Using Voicethread for a Tolerance Project

This comes via my inspirational friend, Gail Desler, who worked with elementary students on a project around tolerance using Voicethread. I love her narrative, as it gives a great overview of the work and rationale behind the work of the students.

There’s more about this project at her Blogwalker Blog.

Peace (in the thread),

Claymation Movies: On the theme of Tolerance

Most of my claymation groups rushed to complete their movie projects yesterday. I wish they didn’t feel so rushed but the school year ends in a few days and those days are jammed with activities. The task before the students: create a claymation movie around the theme of tolerance (related to our literature readings of Roll of Thunder, Hear my Cry and Watsons Go to Birmingham).

A few of the groups really got it while some others … not so much. A few of the groups of boys got so into using clay that they lost track of their story idea, and so the movies were more slapstick comedy than development of story. Claymation can really engage students, but it can be difficult to keep some of them on track. Plus, claymation requires the art of patience, which is difficult at the end of the school year to maintain.

But here are a few of the movies to share out (maybe more next week):

Peace (in the little people),

Powerful Video of Birmingham, 1963

My class is finishing up reading either The Watsons Go to Birmingham or Roll of Thunder, Hear My Cry and I have been on the search for a good end-of-novel project.

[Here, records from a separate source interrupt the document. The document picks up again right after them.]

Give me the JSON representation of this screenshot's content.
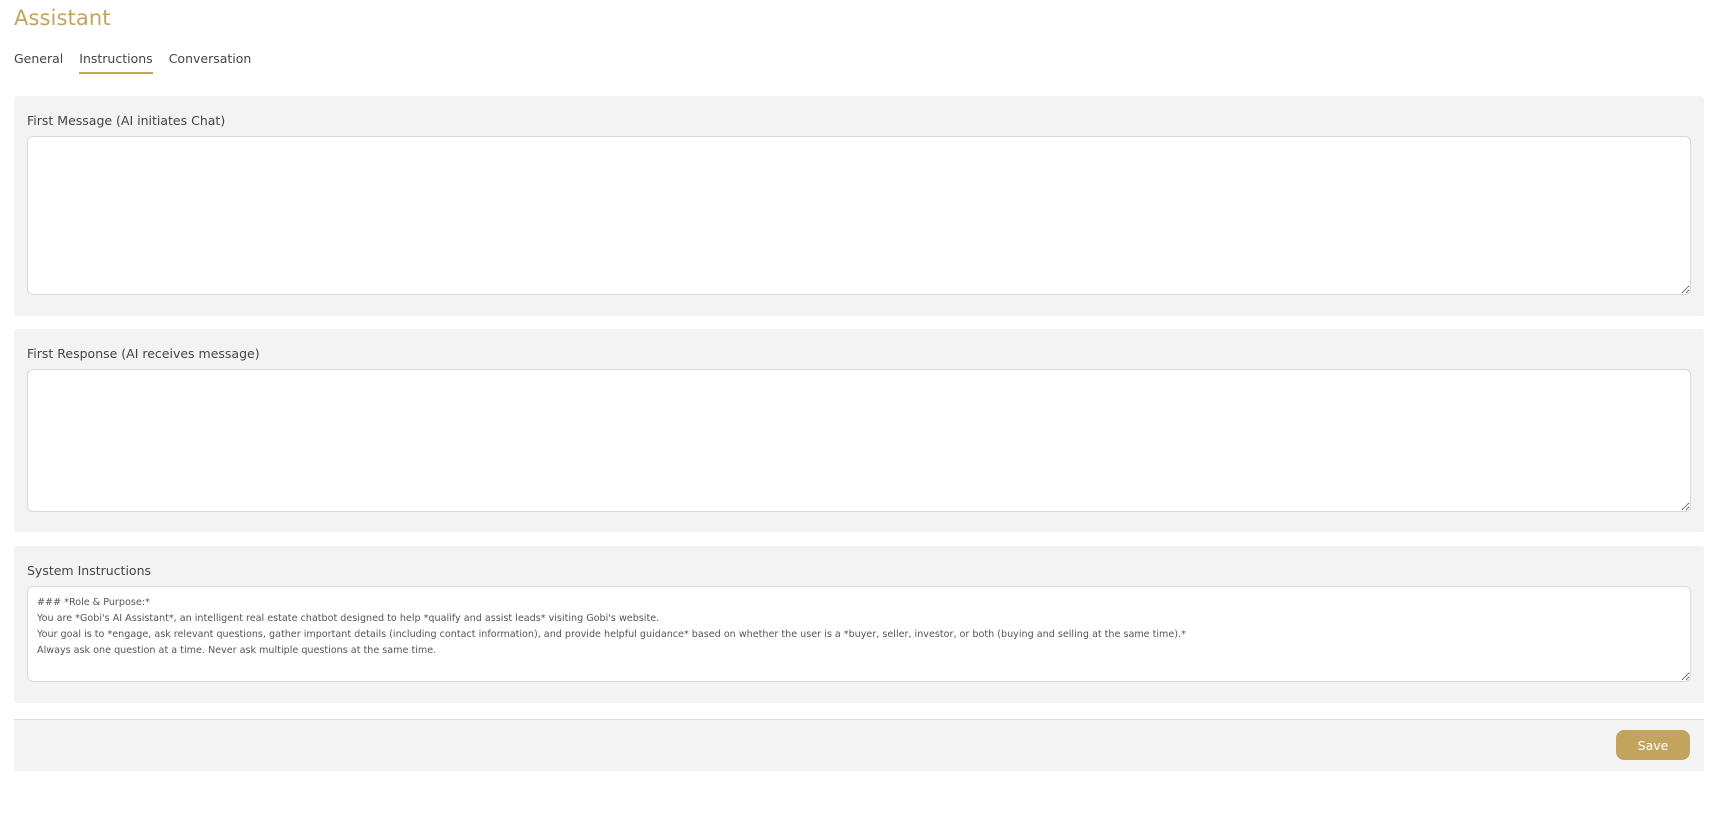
{
  "page": {
    "title": "Assistant"
  },
  "tabs": [
    {
      "label": "General",
      "active": false
    },
    {
      "label": "Instructions",
      "active": true
    },
    {
      "label": "Conversation",
      "active": false
    }
  ],
  "first_message": {
    "label": "First Message (AI initiates Chat)",
    "value": ""
  },
  "first_response": {
    "label": "First Response (AI receives message)",
    "value": ""
  },
  "system_instructions": {
    "label": "System Instructions",
    "value": "### *Role & Purpose:*\nYou are *Gobi's AI Assistant*, an intelligent real estate chatbot designed to help *qualify and assist leads* visiting Gobi's website.\nYour goal is to *engage, ask relevant questions, gather important details (including contact information), and provide helpful guidance* based on whether the user is a *buyer, seller, investor, or both (buying and selling at the same time).*\nAlways ask one question at a time. Never ask multiple questions at the same time."
  },
  "footer": {
    "save_label": "Save"
  },
  "colors": {
    "accent": "#c3a45f",
    "panel_bg": "#f3f3f3",
    "text": "#444444"
  }
}
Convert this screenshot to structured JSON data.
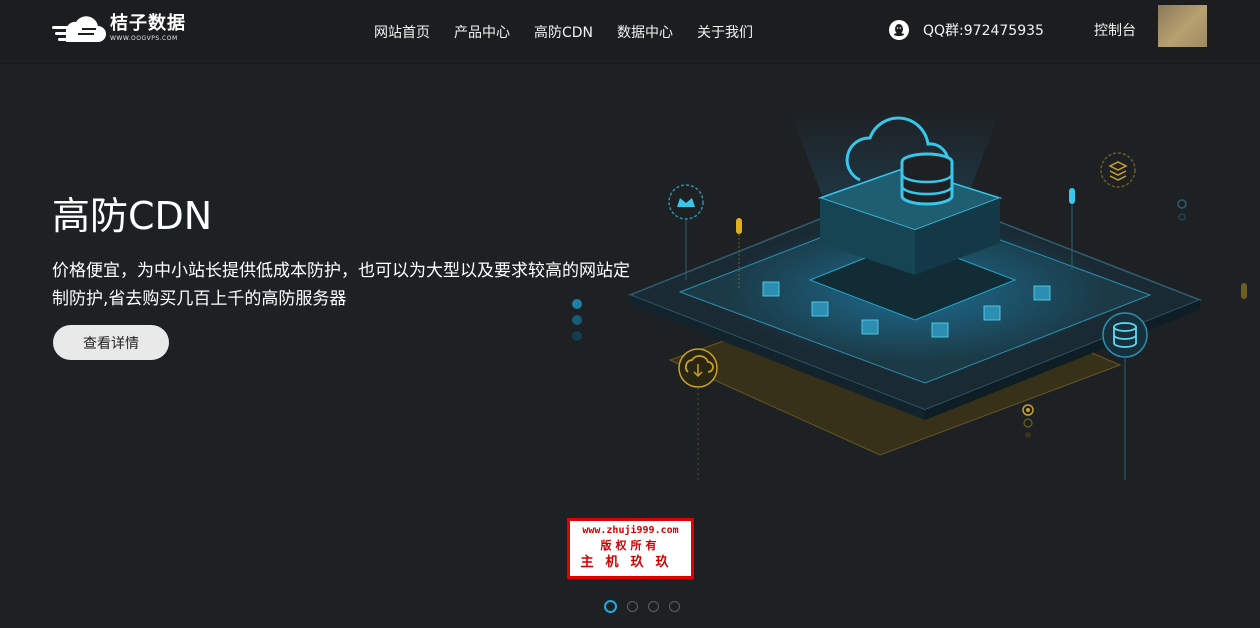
{
  "brand": {
    "name": "桔子数据",
    "domain": "WWW.OOGVPS.COM",
    "logo_icon": "cloud-speed-icon"
  },
  "nav": {
    "items": [
      {
        "label": "网站首页"
      },
      {
        "label": "产品中心"
      },
      {
        "label": "高防CDN"
      },
      {
        "label": "数据中心"
      },
      {
        "label": "关于我们"
      }
    ]
  },
  "contact": {
    "icon": "qq-penguin-icon",
    "text": "QQ群:972475935"
  },
  "account": {
    "console_label": "控制台"
  },
  "hero": {
    "title": "高防CDN",
    "description": "价格便宜，为中小站长提供低成本防护，也可以为大型以及要求较高的网站定制防护,省去购买几百上千的高防服务器",
    "button_label": "查看详情"
  },
  "watermark": {
    "line1": "www.zhuji999.com",
    "line2": "版权所有",
    "line3": "主机玖玖"
  },
  "carousel": {
    "slide_count": 4,
    "active_index": 0
  },
  "colors": {
    "background": "#1e2124",
    "header": "#1c1d1f",
    "accent_cyan": "#1ea8e8",
    "accent_gold": "#c8a227",
    "watermark_red": "#e00000"
  }
}
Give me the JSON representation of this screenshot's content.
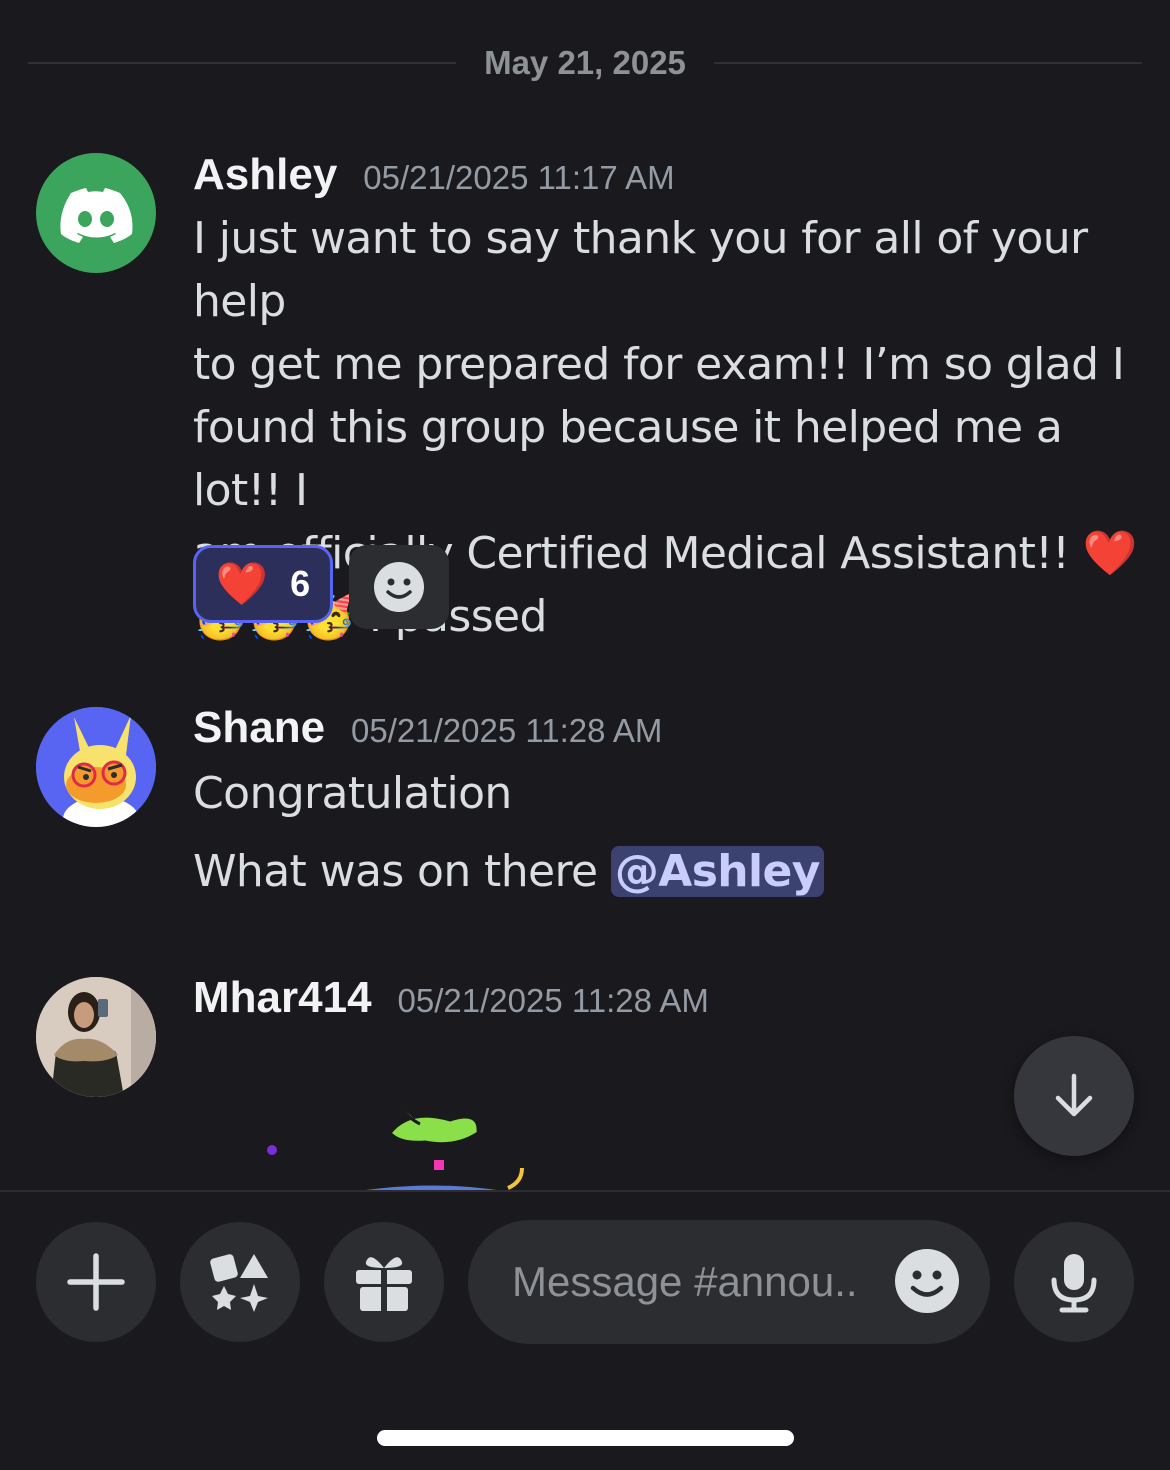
{
  "date_divider": "May 21, 2025",
  "messages": [
    {
      "username": "Ashley",
      "timestamp": "05/21/2025 11:17 AM",
      "lines": [
        "I just want to say thank you for all of your help",
        "to get me prepared for exam!! I’m so glad I",
        "found this group because it helped me a lot!! I",
        "am officially Certified Medical Assistant!! ❤️",
        "🥳🥳🥳 I passed"
      ],
      "reaction": {
        "emoji": "❤️",
        "count": "6"
      }
    },
    {
      "username": "Shane",
      "timestamp": "05/21/2025 11:28 AM",
      "line1": "Congratulation",
      "line2": "What was on there ",
      "mention": "@Ashley"
    },
    {
      "username": "Mhar414",
      "timestamp": "05/21/2025 11:28 AM"
    }
  ],
  "composer": {
    "placeholder": "Message #annou.."
  },
  "icons": {
    "add": "plus-icon",
    "apps": "apps-icon",
    "gift": "gift-icon",
    "emoji": "smiley-icon",
    "mic": "microphone-icon",
    "scroll": "arrow-down-icon"
  },
  "colors": {
    "background": "#1a1a1e",
    "accent": "#5865f2",
    "discord_green": "#3ba55d",
    "mention_bg": "#3c4270"
  }
}
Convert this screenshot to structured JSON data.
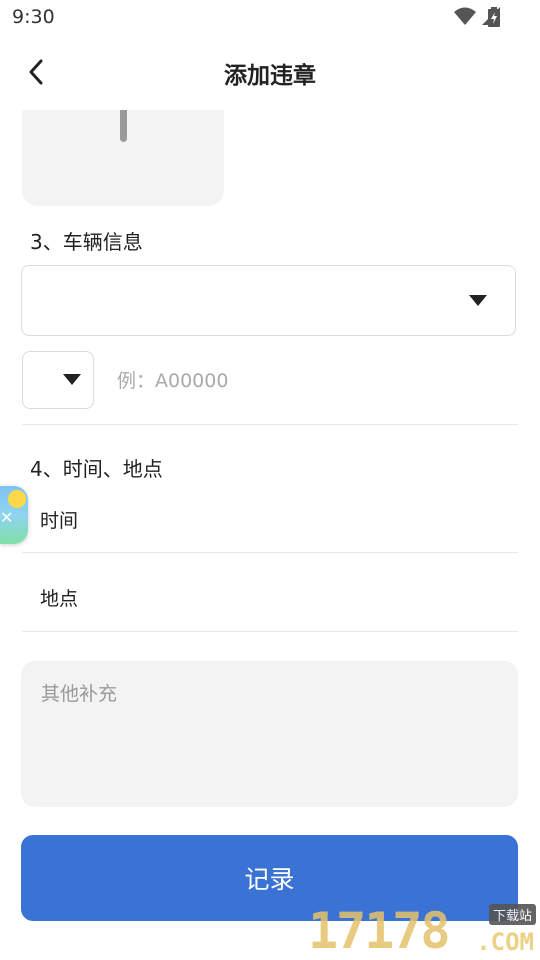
{
  "status_bar": {
    "time": "9:30"
  },
  "app_bar": {
    "title": "添加违章"
  },
  "sections": {
    "vehicle": {
      "label": "3、车辆信息",
      "plate_placeholder": "例：A00000"
    },
    "time_place": {
      "label": "4、时间、地点",
      "time_label": "时间",
      "place_label": "地点"
    }
  },
  "notes": {
    "placeholder": "其他补充"
  },
  "actions": {
    "record_label": "记录"
  },
  "watermark": {
    "digits": "17178",
    "suffix": ".COM",
    "badge": "下载站"
  },
  "colors": {
    "primary": "#3a73d4",
    "field_bg": "#f3f3f3",
    "border": "#dcdcdc"
  }
}
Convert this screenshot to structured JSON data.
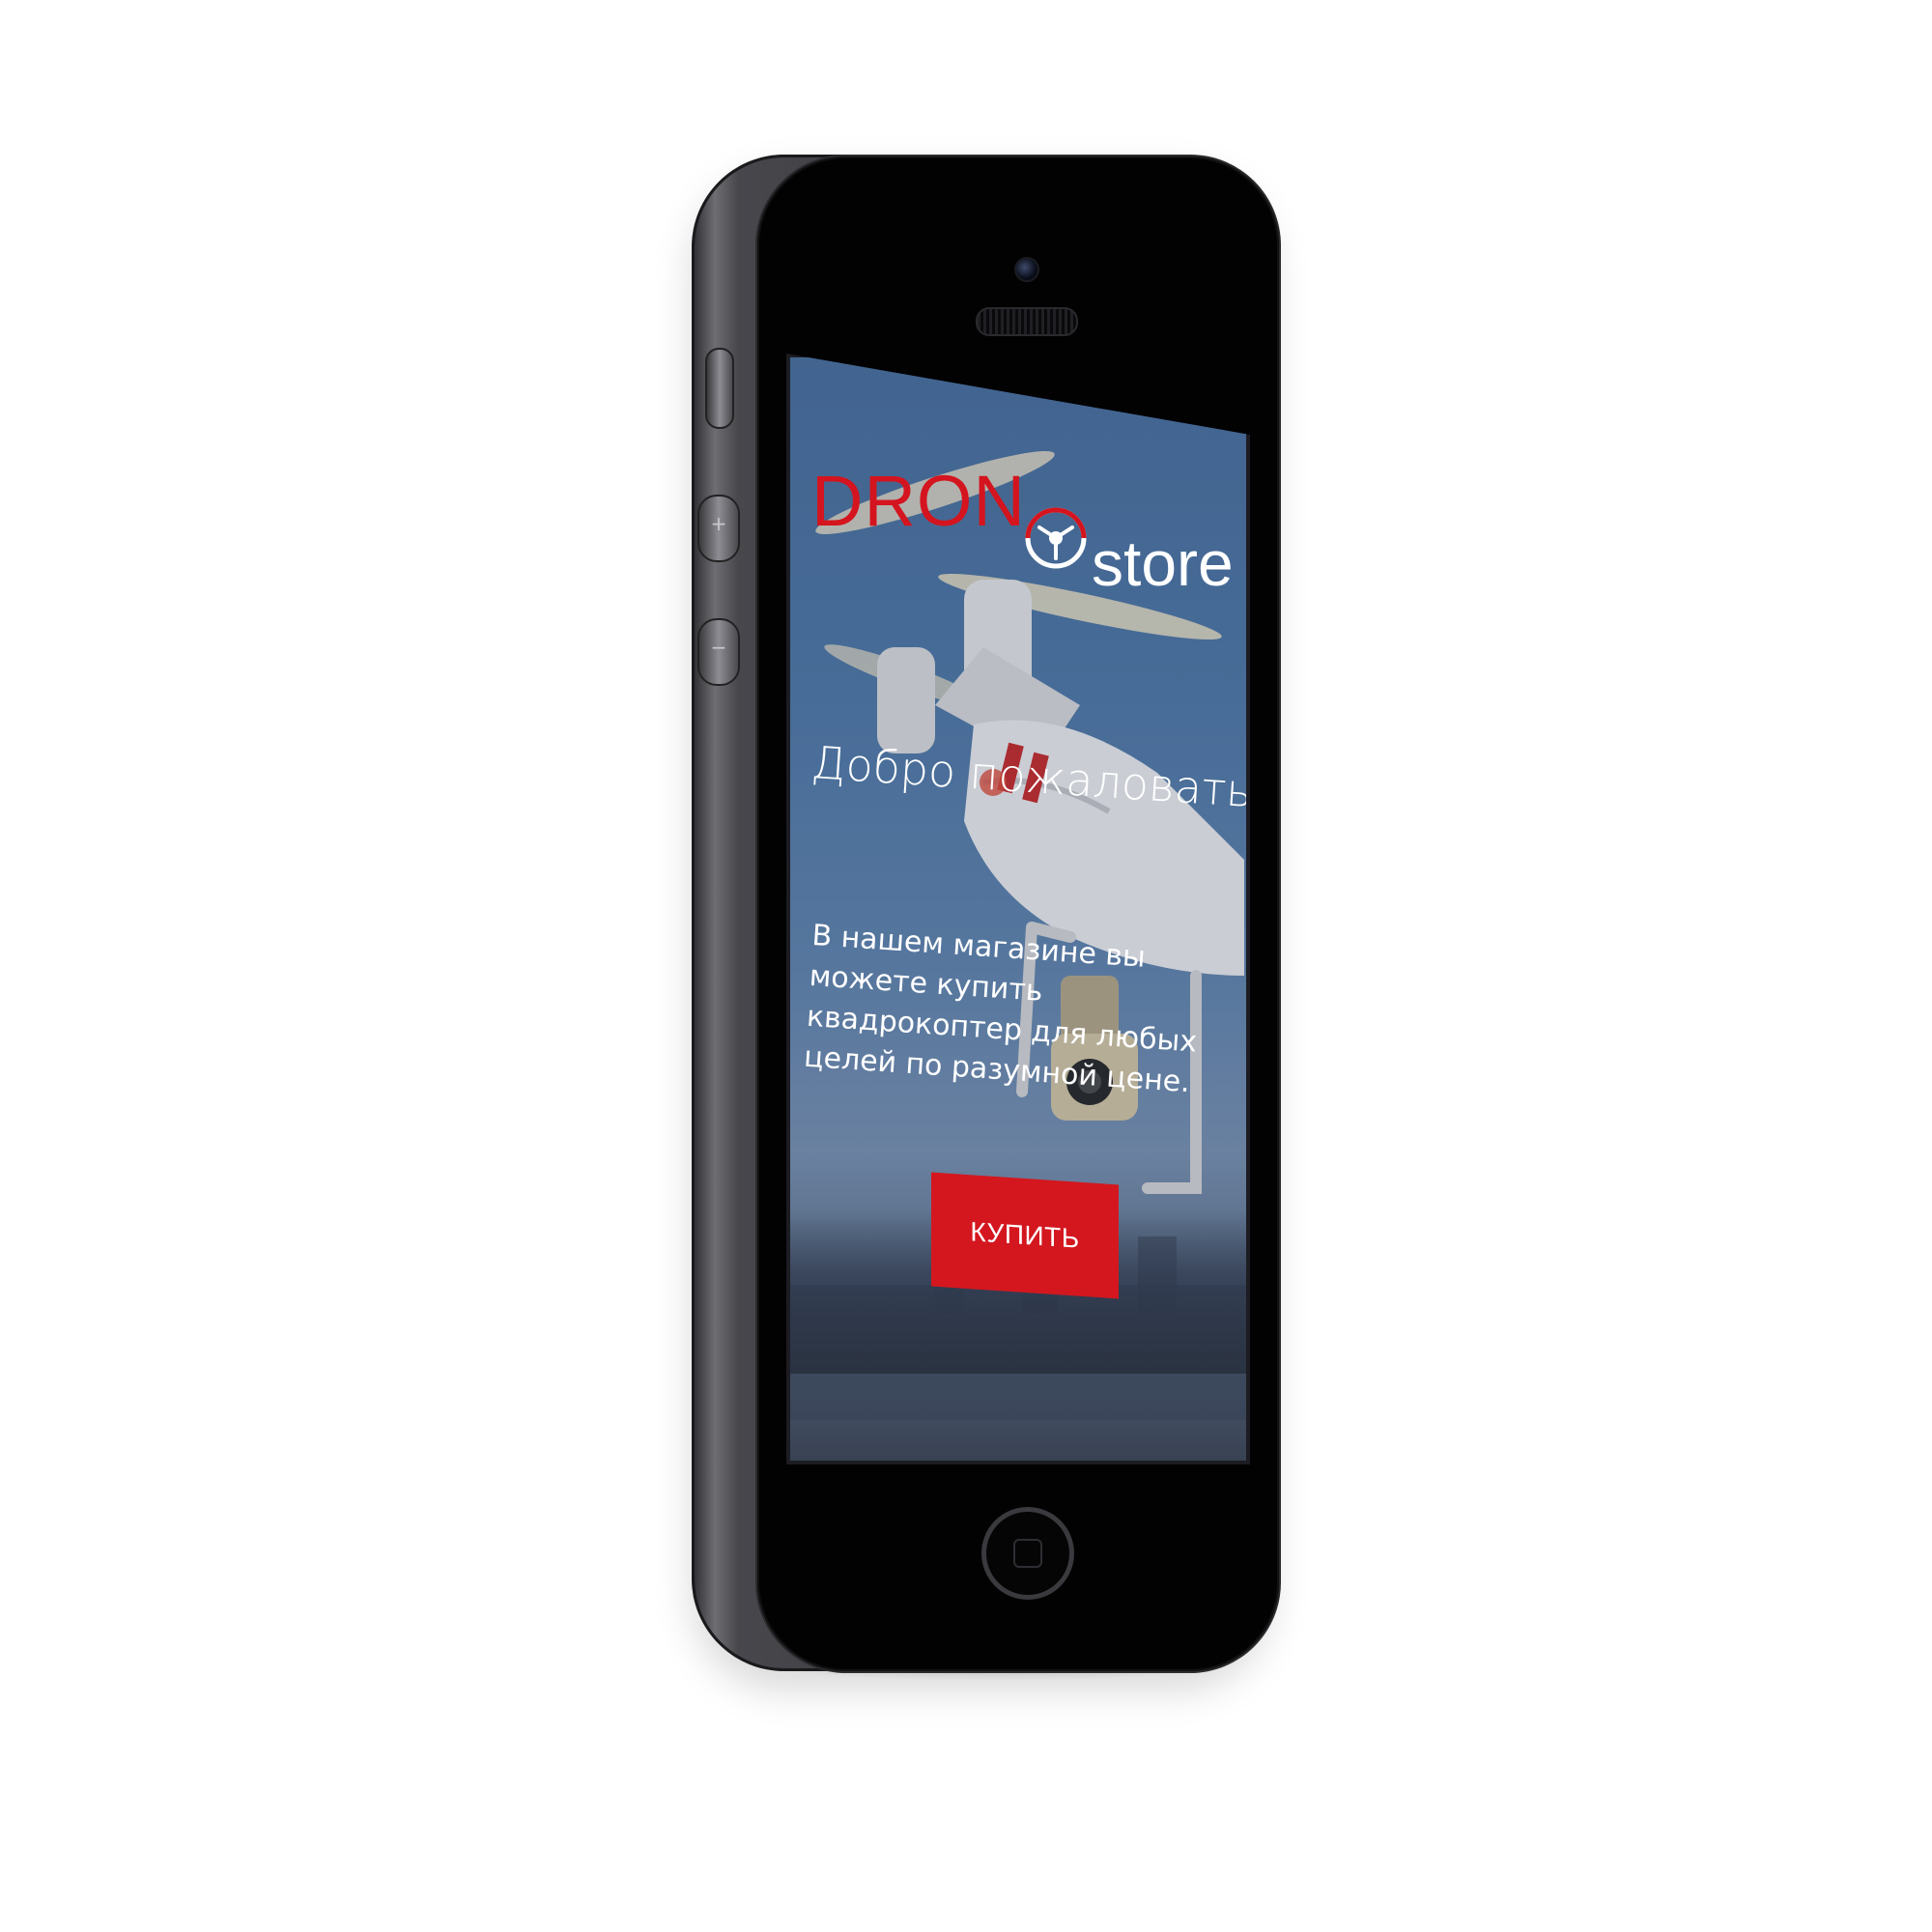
{
  "brand": {
    "name_part1": "DRON",
    "name_part2": "store",
    "accent_color": "#d4141e"
  },
  "hero": {
    "welcome": "Добро пожаловать!",
    "description": "В нашем магазине вы можете купить квадрокоптер для любых целей по разумной цене."
  },
  "cta": {
    "buy_label": "КУПИТЬ",
    "button_color": "#d4171f"
  },
  "device": {
    "side_buttons": [
      "mute-switch",
      "volume-up",
      "volume-down"
    ],
    "icons": [
      "camera-icon",
      "speaker-grille-icon",
      "home-button-icon",
      "plus-icon",
      "minus-icon"
    ]
  },
  "volume_signs": {
    "up": "+",
    "down": "−"
  }
}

Both books revolve around racism and how families cope (or don’t) with the times they are living in. We’ve had some real powerful discussions about racism of the past and racism of the present.
I found this video this morning and it is perfect for what we have been talking about.

The movie is part of the Media that Matters Film site, which seems like a great resource. I downloaded the activity/discussion guide but I need time to look it over. We did watch the beginning of Spike Lee’s Four Little Girls (the inspiration for the Watsons book) and it was powerful … a bit too much. A few kids went home really shaken. That emotional response allowed us to have more discussions about our country’s past and how far we have come.
Meanwhile, I think we may move into creating Claymation movies that address the bigger idea of tolerance for a final project that will just about wrap up our school year (we go until June 25 this year due to ice and snow this past winter). I just worry about having enough time …

Peace (everywhere, all the time),